> _Required action_
If a line in the listing includes the word "Specify", copy it out.

> _Data extract_
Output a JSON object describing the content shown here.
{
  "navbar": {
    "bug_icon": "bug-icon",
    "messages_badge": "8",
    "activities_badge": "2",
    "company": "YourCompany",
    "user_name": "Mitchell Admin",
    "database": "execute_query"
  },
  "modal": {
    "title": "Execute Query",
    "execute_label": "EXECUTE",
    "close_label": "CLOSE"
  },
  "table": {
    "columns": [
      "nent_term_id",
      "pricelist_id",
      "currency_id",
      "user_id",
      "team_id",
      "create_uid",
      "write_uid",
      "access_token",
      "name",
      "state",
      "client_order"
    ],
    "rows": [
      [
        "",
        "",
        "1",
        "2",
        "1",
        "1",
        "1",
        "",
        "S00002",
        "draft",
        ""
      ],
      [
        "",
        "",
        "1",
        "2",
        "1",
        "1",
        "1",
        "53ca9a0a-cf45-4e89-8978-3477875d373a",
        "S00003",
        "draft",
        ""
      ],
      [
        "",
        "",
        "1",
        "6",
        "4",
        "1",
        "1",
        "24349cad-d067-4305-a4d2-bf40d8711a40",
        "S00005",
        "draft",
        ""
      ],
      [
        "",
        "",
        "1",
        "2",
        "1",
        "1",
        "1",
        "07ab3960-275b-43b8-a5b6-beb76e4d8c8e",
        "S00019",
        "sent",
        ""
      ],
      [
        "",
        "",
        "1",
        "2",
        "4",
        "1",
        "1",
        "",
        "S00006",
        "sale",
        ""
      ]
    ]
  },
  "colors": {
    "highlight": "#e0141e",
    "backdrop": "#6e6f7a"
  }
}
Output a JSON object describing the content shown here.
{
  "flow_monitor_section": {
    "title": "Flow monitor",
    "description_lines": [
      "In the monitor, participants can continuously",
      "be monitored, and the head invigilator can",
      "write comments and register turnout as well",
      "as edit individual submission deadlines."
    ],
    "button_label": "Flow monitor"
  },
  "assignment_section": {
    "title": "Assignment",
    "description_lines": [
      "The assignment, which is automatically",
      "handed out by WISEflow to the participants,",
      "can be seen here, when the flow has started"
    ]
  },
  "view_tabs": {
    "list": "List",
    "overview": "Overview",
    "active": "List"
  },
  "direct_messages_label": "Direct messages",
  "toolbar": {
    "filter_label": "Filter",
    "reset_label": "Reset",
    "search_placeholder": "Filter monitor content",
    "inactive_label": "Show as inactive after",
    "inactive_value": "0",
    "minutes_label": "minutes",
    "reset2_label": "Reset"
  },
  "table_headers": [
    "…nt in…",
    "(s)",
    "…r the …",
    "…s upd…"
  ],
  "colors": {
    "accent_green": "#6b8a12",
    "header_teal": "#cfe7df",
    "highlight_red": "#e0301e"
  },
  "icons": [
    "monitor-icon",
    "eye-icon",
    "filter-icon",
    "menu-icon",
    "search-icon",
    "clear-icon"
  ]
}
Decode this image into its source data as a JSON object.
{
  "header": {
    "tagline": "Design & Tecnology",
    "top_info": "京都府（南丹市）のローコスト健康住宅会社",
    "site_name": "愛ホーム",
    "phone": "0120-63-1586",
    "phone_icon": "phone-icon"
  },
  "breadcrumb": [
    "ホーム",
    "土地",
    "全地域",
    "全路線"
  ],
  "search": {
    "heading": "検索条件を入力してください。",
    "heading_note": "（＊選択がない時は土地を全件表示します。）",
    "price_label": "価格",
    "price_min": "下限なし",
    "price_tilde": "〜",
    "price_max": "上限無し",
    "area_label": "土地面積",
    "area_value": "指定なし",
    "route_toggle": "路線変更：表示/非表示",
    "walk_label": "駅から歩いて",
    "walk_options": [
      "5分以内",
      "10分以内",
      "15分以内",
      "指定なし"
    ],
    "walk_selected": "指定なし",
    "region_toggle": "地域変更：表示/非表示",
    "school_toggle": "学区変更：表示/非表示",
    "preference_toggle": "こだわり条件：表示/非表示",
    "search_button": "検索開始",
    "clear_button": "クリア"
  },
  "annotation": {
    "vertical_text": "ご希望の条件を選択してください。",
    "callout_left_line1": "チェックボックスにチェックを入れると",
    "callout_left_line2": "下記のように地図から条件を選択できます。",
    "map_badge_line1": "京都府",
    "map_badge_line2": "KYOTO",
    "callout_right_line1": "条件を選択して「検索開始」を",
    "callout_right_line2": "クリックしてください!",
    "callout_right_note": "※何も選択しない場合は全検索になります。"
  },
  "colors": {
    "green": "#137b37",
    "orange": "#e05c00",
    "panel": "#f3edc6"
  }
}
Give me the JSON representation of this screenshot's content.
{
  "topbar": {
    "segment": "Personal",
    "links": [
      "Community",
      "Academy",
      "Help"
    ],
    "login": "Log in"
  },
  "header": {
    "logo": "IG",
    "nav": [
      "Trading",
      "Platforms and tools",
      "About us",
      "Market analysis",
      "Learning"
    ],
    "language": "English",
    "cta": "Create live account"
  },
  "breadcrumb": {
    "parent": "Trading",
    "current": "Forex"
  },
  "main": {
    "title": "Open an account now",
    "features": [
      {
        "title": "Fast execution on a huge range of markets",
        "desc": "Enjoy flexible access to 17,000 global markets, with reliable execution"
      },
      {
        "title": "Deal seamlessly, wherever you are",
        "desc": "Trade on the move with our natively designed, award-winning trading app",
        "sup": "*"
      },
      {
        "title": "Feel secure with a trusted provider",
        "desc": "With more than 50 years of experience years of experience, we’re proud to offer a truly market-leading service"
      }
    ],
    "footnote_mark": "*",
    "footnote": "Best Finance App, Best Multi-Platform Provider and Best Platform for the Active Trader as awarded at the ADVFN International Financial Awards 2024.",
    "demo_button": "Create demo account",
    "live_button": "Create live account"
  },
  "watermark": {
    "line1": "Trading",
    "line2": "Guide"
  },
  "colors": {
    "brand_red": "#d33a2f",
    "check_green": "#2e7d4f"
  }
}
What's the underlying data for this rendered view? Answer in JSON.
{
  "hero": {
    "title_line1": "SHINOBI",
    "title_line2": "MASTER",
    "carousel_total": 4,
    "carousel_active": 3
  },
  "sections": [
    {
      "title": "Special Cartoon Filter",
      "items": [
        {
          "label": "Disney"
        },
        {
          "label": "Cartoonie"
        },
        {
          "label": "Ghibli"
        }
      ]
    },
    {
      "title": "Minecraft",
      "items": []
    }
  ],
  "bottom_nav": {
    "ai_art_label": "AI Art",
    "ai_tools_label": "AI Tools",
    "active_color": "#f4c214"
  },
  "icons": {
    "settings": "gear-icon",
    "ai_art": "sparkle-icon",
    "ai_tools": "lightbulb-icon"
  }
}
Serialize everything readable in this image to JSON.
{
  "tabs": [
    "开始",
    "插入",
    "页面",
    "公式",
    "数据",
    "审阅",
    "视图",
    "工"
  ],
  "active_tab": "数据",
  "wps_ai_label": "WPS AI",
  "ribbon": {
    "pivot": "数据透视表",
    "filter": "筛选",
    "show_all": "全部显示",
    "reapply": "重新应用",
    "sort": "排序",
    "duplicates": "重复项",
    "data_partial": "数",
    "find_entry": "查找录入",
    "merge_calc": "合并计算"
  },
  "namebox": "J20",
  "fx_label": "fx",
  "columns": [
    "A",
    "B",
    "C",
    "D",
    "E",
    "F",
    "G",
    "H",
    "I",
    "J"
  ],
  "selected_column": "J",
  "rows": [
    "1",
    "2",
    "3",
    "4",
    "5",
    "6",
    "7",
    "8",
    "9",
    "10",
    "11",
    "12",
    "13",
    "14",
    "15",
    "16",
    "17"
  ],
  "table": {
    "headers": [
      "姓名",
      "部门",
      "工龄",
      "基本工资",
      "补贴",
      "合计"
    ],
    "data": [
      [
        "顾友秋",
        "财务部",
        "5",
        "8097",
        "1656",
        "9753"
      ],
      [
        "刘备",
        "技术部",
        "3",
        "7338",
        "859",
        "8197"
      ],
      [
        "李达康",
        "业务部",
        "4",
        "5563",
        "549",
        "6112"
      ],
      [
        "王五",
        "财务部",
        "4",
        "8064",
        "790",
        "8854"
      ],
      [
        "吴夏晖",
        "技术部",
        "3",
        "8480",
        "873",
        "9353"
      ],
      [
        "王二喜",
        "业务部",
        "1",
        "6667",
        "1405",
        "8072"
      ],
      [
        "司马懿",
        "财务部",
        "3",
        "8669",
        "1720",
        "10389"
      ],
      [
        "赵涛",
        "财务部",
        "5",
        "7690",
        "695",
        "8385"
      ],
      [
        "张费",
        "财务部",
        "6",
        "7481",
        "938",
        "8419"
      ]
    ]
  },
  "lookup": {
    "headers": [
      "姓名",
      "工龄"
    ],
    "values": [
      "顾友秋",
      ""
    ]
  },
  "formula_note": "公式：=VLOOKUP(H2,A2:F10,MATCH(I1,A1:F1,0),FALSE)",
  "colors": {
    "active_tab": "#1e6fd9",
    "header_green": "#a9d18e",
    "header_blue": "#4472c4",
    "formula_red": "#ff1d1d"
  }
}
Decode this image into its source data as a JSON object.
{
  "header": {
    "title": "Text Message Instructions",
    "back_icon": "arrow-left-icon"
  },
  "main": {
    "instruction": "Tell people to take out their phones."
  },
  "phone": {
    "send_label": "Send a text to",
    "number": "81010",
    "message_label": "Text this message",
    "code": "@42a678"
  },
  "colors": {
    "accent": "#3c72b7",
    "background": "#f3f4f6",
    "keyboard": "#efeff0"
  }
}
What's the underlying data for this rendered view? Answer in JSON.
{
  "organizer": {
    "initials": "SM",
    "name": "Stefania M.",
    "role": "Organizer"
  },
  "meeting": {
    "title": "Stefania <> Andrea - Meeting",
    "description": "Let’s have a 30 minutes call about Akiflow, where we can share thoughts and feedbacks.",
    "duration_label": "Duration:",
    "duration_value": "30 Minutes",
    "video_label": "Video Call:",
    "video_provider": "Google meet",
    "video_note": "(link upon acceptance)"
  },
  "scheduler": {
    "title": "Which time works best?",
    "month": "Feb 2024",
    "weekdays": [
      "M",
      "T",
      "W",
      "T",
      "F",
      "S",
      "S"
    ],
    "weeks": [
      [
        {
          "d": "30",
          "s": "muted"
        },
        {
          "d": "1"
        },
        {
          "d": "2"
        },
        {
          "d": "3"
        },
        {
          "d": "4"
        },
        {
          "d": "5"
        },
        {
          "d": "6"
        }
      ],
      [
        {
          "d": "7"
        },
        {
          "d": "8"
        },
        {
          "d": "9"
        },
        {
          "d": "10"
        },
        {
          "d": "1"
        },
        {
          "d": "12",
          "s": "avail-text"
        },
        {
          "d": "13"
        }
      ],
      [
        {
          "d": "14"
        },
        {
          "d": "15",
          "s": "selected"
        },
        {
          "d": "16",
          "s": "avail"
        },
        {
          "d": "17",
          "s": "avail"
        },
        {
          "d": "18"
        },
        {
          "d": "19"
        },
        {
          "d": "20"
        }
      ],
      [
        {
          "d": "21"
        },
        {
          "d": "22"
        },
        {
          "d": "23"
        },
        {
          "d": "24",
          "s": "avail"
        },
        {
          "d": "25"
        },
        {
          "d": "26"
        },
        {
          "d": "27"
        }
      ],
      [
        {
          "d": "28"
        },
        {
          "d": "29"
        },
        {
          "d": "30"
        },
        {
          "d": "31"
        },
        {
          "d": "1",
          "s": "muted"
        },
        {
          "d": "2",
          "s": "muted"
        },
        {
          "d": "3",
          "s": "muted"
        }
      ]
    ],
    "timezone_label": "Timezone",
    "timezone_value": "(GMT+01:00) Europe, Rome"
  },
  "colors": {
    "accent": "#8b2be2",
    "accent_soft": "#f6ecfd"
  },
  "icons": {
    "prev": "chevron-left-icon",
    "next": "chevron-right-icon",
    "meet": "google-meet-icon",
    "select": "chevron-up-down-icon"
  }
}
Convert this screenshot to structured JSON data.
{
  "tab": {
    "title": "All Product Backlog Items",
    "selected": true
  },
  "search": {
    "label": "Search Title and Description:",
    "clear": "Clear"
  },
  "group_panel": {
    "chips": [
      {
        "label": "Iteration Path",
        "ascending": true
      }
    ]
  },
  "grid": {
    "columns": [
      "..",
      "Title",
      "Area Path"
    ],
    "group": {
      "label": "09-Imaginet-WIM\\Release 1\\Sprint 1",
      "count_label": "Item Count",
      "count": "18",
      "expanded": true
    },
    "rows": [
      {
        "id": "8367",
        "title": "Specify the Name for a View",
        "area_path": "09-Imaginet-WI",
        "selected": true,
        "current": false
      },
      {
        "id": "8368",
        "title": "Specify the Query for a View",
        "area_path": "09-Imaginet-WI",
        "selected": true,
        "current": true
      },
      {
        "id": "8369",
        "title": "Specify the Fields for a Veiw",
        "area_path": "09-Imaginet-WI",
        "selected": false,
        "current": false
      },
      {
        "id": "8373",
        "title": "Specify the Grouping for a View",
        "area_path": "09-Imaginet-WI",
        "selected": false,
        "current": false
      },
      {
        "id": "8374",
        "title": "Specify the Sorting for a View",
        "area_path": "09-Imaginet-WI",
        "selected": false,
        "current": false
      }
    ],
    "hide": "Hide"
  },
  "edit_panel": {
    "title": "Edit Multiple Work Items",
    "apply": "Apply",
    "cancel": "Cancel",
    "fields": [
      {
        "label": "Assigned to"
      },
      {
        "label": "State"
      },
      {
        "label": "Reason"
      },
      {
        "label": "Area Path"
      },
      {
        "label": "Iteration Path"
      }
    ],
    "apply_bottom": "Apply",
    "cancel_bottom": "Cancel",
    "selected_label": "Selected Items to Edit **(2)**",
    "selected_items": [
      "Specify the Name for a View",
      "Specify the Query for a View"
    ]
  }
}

> _Answer to the exercise_
        "title": "Specify the Name for a View",
        "title": "Specify the Query for a View",
        "title": "Specify the Fields for a Veiw",
        "title": "Specify the Grouping for a View",
        "title": "Specify the Sorting for a View",
      "Specify the Name for a View",
      "Specify the Query for a View"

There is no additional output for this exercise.